4. We always missed the Academy after each sojourn. There always was the guaranteed certainty of time and schedule, the undeniable peace and quiet. The mountain breeze always blew with the serenity and the scent of the pines. The kept gardens with all their flowers were always beautiful to behold. As we settled for what would turn out as the hardest Academic grind of our Cadethood, we paused looking at the flag waving in the wind. All of we would do, all of who we were and would be, were to make sure the Flag would always fly free. It would be our reason for being.
5. The harder the grind, the faster time flew. It was December before we knew it. Another break. Another exposure to the world we would live in, in a year and a half. The dictates of idealism, the uncompromising delineation of right and wrong, the purity of Integrity somehow repulsed the reality of day-to-day existence. We would live with poverty, hunger, deprivation, corruption, exploitation, despair. Somehow we questioned the rationale of a Utopian existence protected by walls of denial and pursuit of perfection. How could we live with the people while perched in our pedestals? To effect change, we must change first. In our search that started when we took the entrance exam, the prize must remain the ultimate. To deviate would just be an excuse if not an utter tragedy.
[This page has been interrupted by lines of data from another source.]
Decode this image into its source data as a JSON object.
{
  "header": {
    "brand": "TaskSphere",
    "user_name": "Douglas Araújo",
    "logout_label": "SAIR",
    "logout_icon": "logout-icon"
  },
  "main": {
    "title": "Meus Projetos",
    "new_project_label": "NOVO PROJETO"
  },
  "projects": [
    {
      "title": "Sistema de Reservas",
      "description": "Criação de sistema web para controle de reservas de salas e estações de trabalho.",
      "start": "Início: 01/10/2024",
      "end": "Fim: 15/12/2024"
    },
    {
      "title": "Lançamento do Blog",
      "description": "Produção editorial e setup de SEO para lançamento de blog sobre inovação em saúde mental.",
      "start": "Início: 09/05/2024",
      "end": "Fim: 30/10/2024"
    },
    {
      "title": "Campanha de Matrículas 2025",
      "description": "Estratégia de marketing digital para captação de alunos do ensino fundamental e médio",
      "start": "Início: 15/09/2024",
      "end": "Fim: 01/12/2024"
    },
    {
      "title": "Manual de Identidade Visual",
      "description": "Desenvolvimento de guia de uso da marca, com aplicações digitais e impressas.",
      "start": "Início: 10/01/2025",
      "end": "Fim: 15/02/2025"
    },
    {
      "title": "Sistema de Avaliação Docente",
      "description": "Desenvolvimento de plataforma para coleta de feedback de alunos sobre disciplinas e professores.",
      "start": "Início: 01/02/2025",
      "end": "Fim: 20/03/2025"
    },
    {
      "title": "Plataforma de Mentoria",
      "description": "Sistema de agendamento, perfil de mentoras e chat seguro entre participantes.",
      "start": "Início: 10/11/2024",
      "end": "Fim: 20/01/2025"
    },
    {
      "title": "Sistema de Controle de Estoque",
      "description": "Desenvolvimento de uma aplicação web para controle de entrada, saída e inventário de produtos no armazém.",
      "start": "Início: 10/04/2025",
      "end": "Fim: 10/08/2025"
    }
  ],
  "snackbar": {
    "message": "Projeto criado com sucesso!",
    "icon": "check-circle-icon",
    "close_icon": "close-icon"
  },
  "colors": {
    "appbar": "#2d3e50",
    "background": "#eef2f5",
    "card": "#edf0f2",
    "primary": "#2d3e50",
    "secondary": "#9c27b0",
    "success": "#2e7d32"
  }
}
6. The Turn Over of Command ceremony from the Class of 1976 to us was a noble display of relinquishing power, a lesson each power wielder should learn. With a good luck and a salute, we were handed down the responsibility of running the Corps. There were no more upperclassmen to look up to. The helm belonged to us. The Corps would move to the direction we would lead it to. Did our shoulders stoop because of the weight? Was the challenge too great? Those before us wilted not, complained not and accepted what they were handed down without any reservation nor doubt. They were ready, they were prepared. And so they moved on to join the Long Grey Line. The one we always aspired to be a part of. The line that must not break. Damn, if we would fail our link.
Next: First Class and Foremost